- In the search box, type ~/Library/Messages and hit enter. This opens your user’s Message App library
- Find and select these files: chat.db, chat.db-shm, and chat.db-wal and two folders: Archive and Attachments
- If you don’t see these files or folders, check the following location instead using the Go to Folder command: ~/Library/Containers/com.apple.iChat/Data/Library/Messages/
- The Attachment folder contains all the images, gifs, videos, audio files, pdfs, and other files sent to you or sent by you, so look through this folder and save these attachments elsewhere (like to your photos app) if desired
- Move chat.db, chat.db-shm, and chat.db-wal and the two folders Archive and Attachments to your Trash or place them in a new folder (name it Old Messages or some such) on the Desktop or elsewhere (and trash that later)
- Restart your Mac
- Remember to sign back into Messages the next time you launch it!
- You may see a message that “the messages database is being upgraded, please wait while it finishes or Quit Messages and relaunch it later.”
- Restart your Mac then open Messages again
- If after a few hours, it’s still showing you this message do the following:
- Quit Messages (if it’s open)
- Open Terminal and use the command kill the IMDPersistenceAgent
- Check ~/Library/Messages folder again and remove any files with Messages, iMessage, or iChat in the name (via Trash or moving to a folder on Desktop) OR use Terminal command rm -rf ~/Library/Messages
- Open Terminal again and clear the preferences cache with the command killall cfprefsd
- Open Message App again and follow the on-screen instructions to set-up Messages again
- I’m using macOS High Sierra.
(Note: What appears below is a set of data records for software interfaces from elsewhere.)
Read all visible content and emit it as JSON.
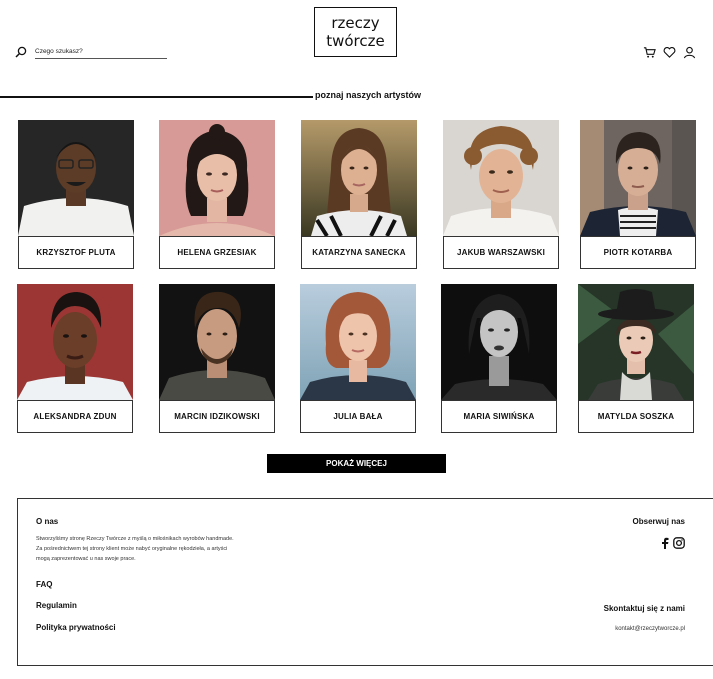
{
  "header": {
    "logo_line1": "rzeczy",
    "logo_line2": "twórcze",
    "search_placeholder": "Czego szukasz?",
    "icons": [
      "search-icon",
      "cart-icon",
      "heart-icon",
      "user-icon"
    ]
  },
  "section_title": "poznaj naszych artystów",
  "artists": [
    {
      "name": "KRZYSZTOF PLUTA"
    },
    {
      "name": "HELENA GRZESIAK"
    },
    {
      "name": "KATARZYNA SANECKA"
    },
    {
      "name": "JAKUB WARSZAWSKI"
    },
    {
      "name": "PIOTR KOTARBA"
    },
    {
      "name": "ALEKSANDRA ZDUN"
    },
    {
      "name": "MARCIN IDZIKOWSKI"
    },
    {
      "name": "JULIA BAŁA"
    },
    {
      "name": "MARIA SIWIŃSKA"
    },
    {
      "name": "MATYLDA SOSZKA"
    }
  ],
  "more_button": "POKAŻ WIĘCEJ",
  "footer": {
    "about_heading": "O nas",
    "about_line1": "Stworzyliśmy stronę Rzeczy Twórcze z myślą o miłośnikach wyrobów handmade.",
    "about_line2": "Za pośrednictwem tej strony klient może nabyć oryginalne rękodzieła, a artyści",
    "about_line3": "mogą zaprezentować u nas swoje prace.",
    "links": [
      "FAQ",
      "Regulamin",
      "Polityka prywatności"
    ],
    "follow_heading": "Obserwuj nas",
    "social_icons": [
      "facebook-icon",
      "instagram-icon"
    ],
    "contact_heading": "Skontaktuj się z nami",
    "contact_email": "kontakt@rzeczytworcze.pl"
  }
}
And the only thing that seems to work to delete messages quickly (Since Command + Option + Delete isn’t working) is to press Command+Delete and keep pressing down the Command key, then press the D key. The D key seems to confirm the deletion instead of having to manually click the Delete button in the confirmation message. It’s a workaround but not great!
- I love deleting my Messages quickly using the shortcut command option delete, so it sucks that Apple isn’t offering this with the latest High Sierra update (10.13.5). Now it takes three steps and the mouse to delete each message–what a pain!